China Daily Website

Trade protectionism a 'blind alley': Li

Updated: 2013-06-14 23:29
( Xinhua)

BEIJING - Chinese Premier Li Keqiang on Friday said that protectionism is a "blind alley," calling for free trade to help achieve a global economic recovery.

At a meeting with Klaus Schwab, chairman of the World Economic Forum (WEF), Li said, "Trade protectionism is a blind alley while the creation of an open, free and fair trading environment is the right path toward an economic recovery."

Li's comments came after the European Commission decided earlier this month to impose provisional anti-dumping duties on imports of solar panels, cells and wafers from China.

The premier said the world economy is undergoing a "period of in-depth readjustment" with a lack of enough momentum for growth, and that risks and challenges should not be underestimated.

The foremost task of the international community is still to achieve a stable recovery, Li said, adding that no country can prosper single-handedly in the world.

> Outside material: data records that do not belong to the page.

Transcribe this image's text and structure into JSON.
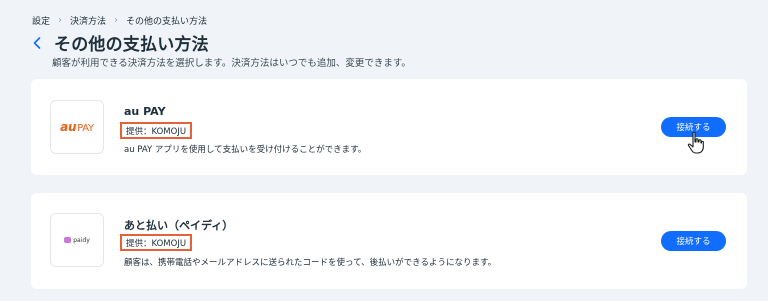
{
  "breadcrumb": {
    "items": [
      "設定",
      "決済方法",
      "その他の支払い方法"
    ],
    "separator": "›"
  },
  "header": {
    "back_icon": "chevron-left-icon",
    "title": "その他の支払い方法",
    "subtitle": "顧客が利用できる決済方法を選択します。決済方法はいつでも追加、変更できます。"
  },
  "methods": [
    {
      "logo_text": "au",
      "logo_text2": "PAY",
      "logo_color": "#e8611a",
      "name": "au PAY",
      "provider": "提供：KOMOJU",
      "description": "au PAY アプリを使用して支払いを受け付けることができます。",
      "button_label": "接続する"
    },
    {
      "logo_text": "paidy",
      "logo_color": "#c97ad6",
      "name": "あと払い（ペイディ）",
      "provider": "提供：KOMOJU",
      "description": "顧客は、携帯電話やメールアドレスに送られたコードを使って、後払いができるようになります。",
      "button_label": "接続する"
    }
  ],
  "colors": {
    "accent": "#116dff",
    "highlight": "#e4613a",
    "background": "#f0f4f8"
  }
}
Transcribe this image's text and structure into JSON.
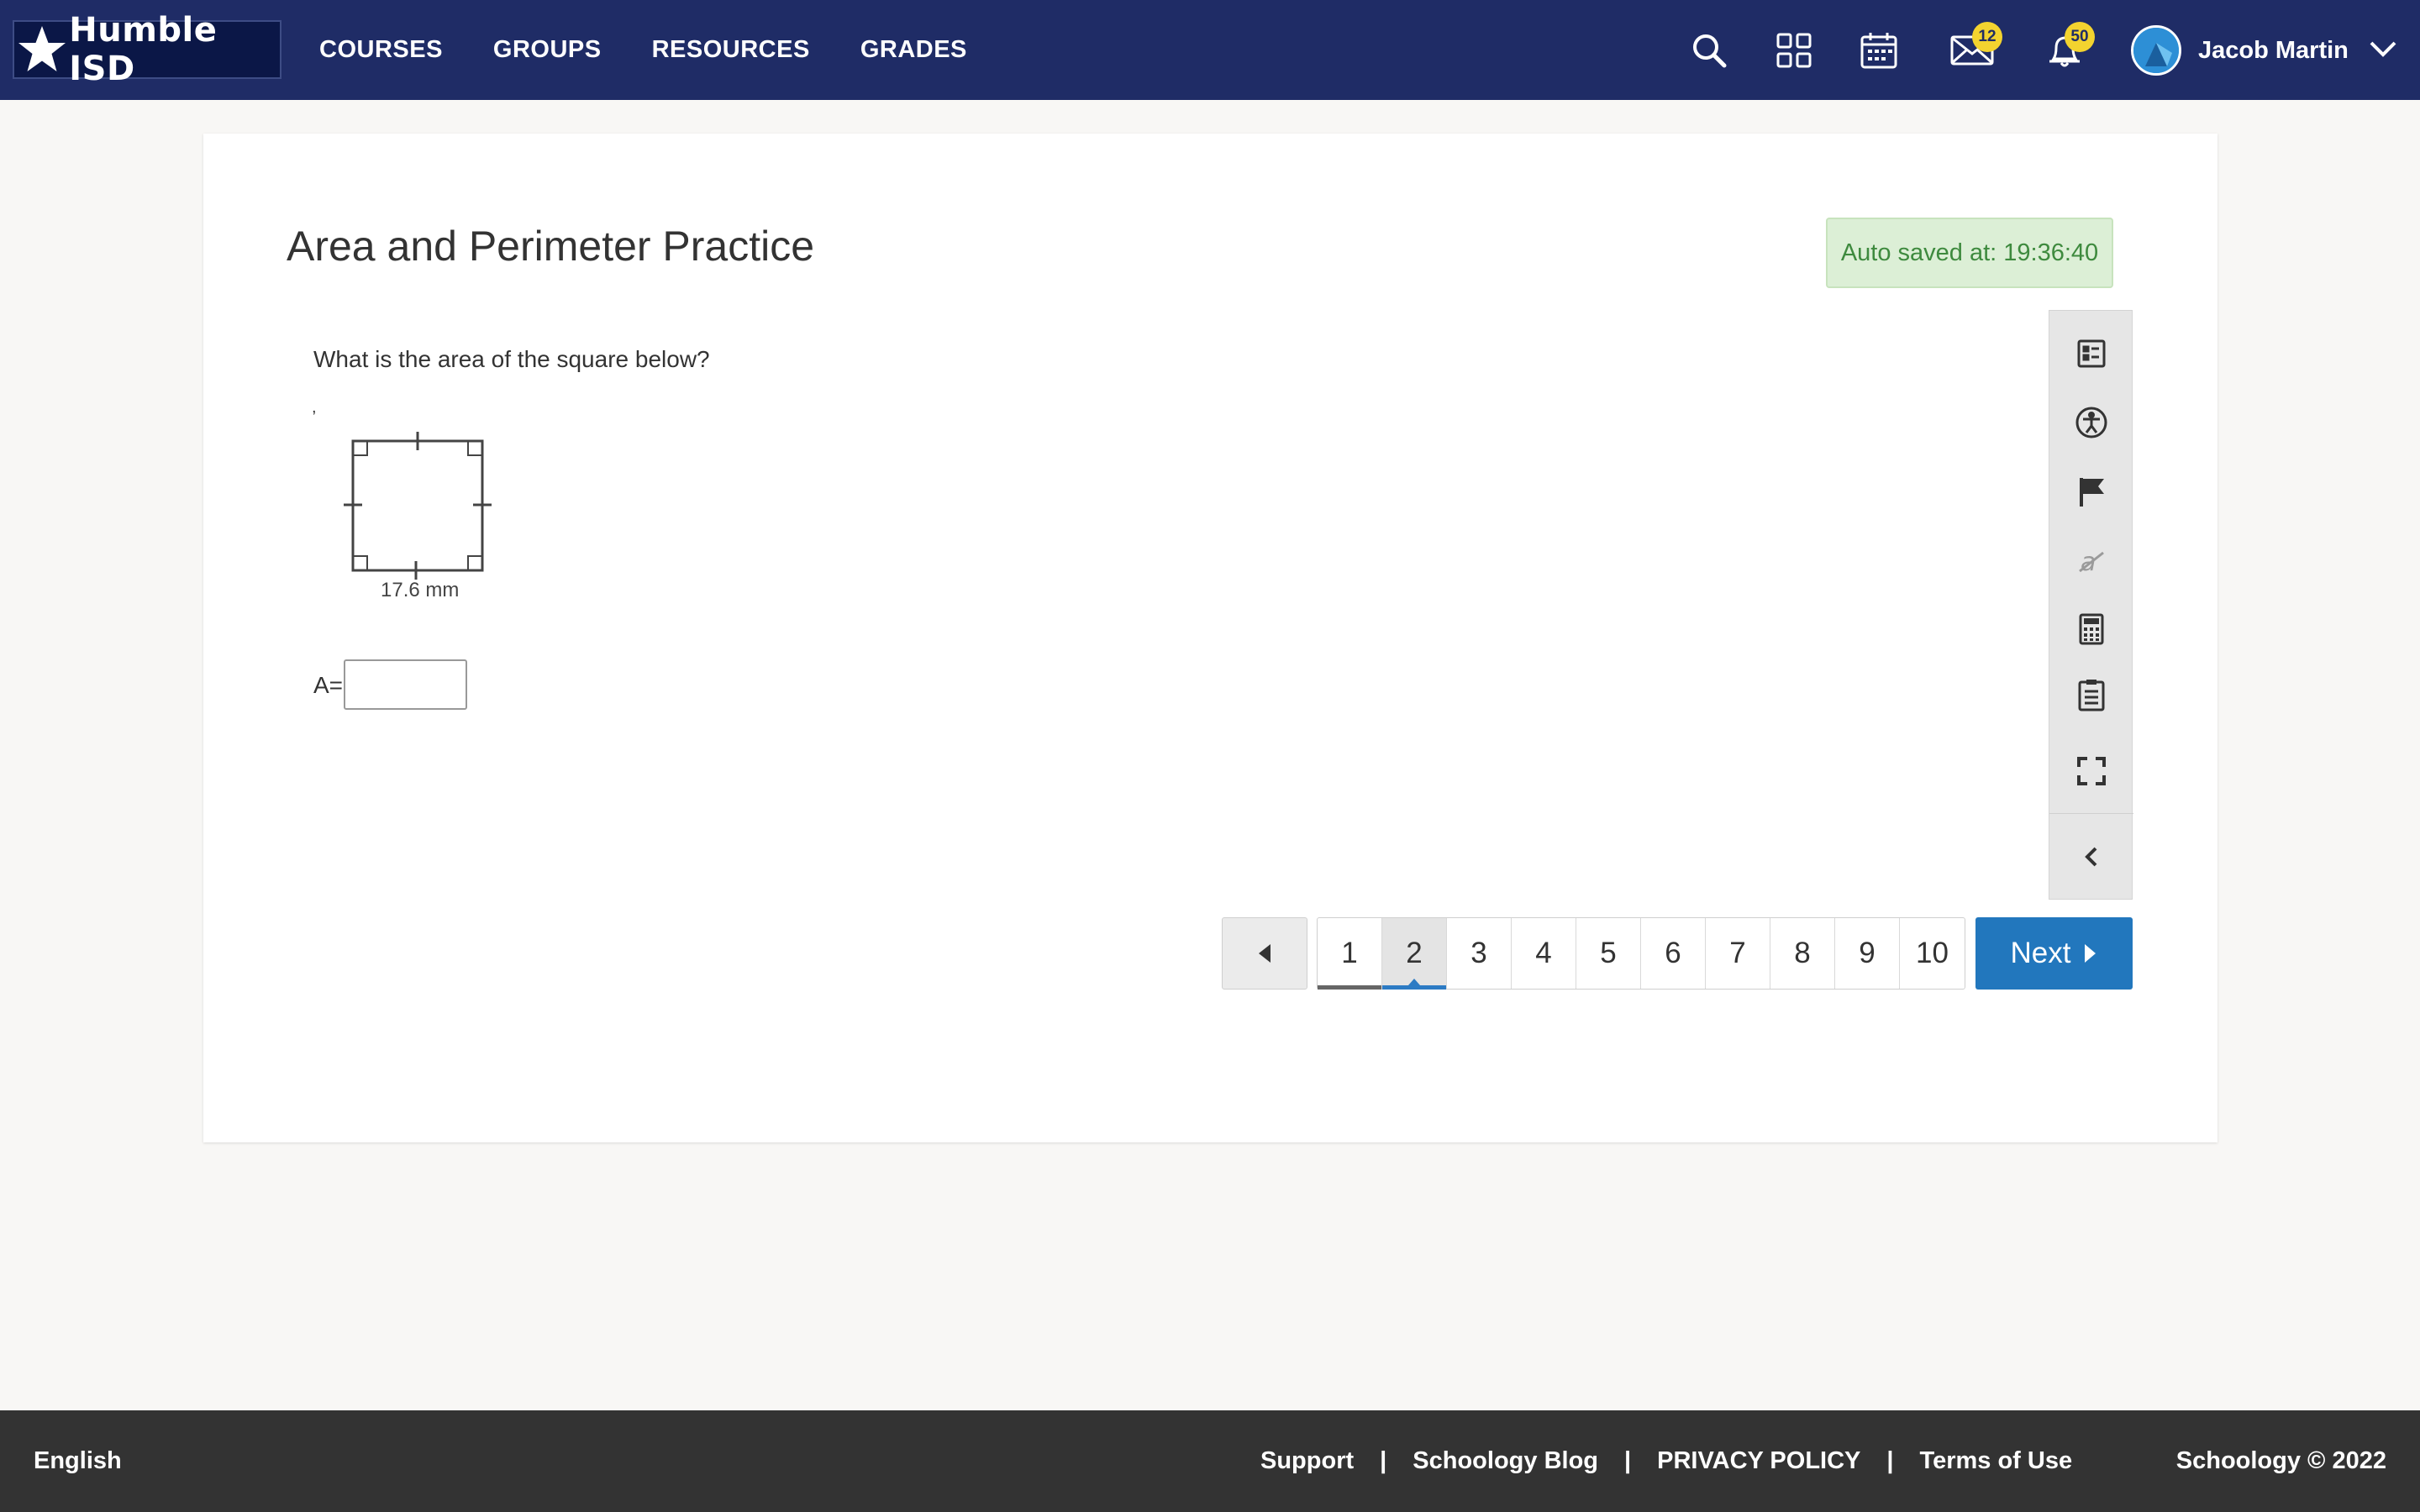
{
  "header": {
    "logo_text": "Humble ISD",
    "nav": [
      "COURSES",
      "GROUPS",
      "RESOURCES",
      "GRADES"
    ],
    "messages_count": "12",
    "notifications_count": "50",
    "user_name": "Jacob Martin",
    "icons": [
      "search-icon",
      "apps-grid-icon",
      "calendar-icon",
      "mail-icon",
      "bell-icon",
      "chevron-down-icon"
    ]
  },
  "assessment": {
    "title": "Area and Perimeter Practice",
    "autosave": "Auto saved at: 19:36:40",
    "question": "What is the area of the square below?",
    "stray_mark": ",",
    "figure_label": "17.6 mm",
    "answer_label": "A=",
    "answer_value": ""
  },
  "toolbar": {
    "tools": [
      "question-list-icon",
      "accessibility-icon",
      "flag-icon",
      "eliminate-icon",
      "calculator-icon",
      "notepad-icon",
      "fullscreen-icon",
      "collapse-icon"
    ]
  },
  "pagination": {
    "pages": [
      "1",
      "2",
      "3",
      "4",
      "5",
      "6",
      "7",
      "8",
      "9",
      "10"
    ],
    "current_page": "2",
    "next_label": "Next"
  },
  "footer": {
    "language": "English",
    "links": [
      "Support",
      "Schoology Blog",
      "PRIVACY POLICY",
      "Terms of Use"
    ],
    "separator": "|",
    "copyright": "Schoology © 2022"
  },
  "colors": {
    "header_bg": "#1f2c66",
    "badge": "#f3d32f",
    "accent_blue": "#2277bd",
    "autosave_bg": "#dcefd6",
    "autosave_text": "#3e8a3e",
    "footer_bg": "#333333"
  }
}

"All countries should cooperate with each other and one should take into account others' rational concerns while seeking its own national interests," the Chinese premier said.

Li told Schwab that he hopes the WEF plays an active role in promoting liberalization and facilitation of global trade and investment.

Schwab is in China ahead of this year's WEF Annual Meeting of the New Champions, also known as the Summer Davos Forum, themed "Meeting the Innovation Imperative."

The recovery of the world economy and China's push to "upgrade" its economy demands more competitive and high-quality development driven by innovation, Li said.

China is ready to cooperate more closely with the WEF on studies of some major issues, Li told the WEF founder.

Schwab said he is optimistic with the future of the Chinese economy, and the WEF will work with China to support Chinese enterprises' efforts to get better involved in the world economy and help the world to better understand the country meanwhile.

  • Group a building block for Africa

    An unusually heavy downpour hit Durban for two days before the BRICS summit's debut on African soil, but interest for a better platform for emerging markets were still sparked at the summit.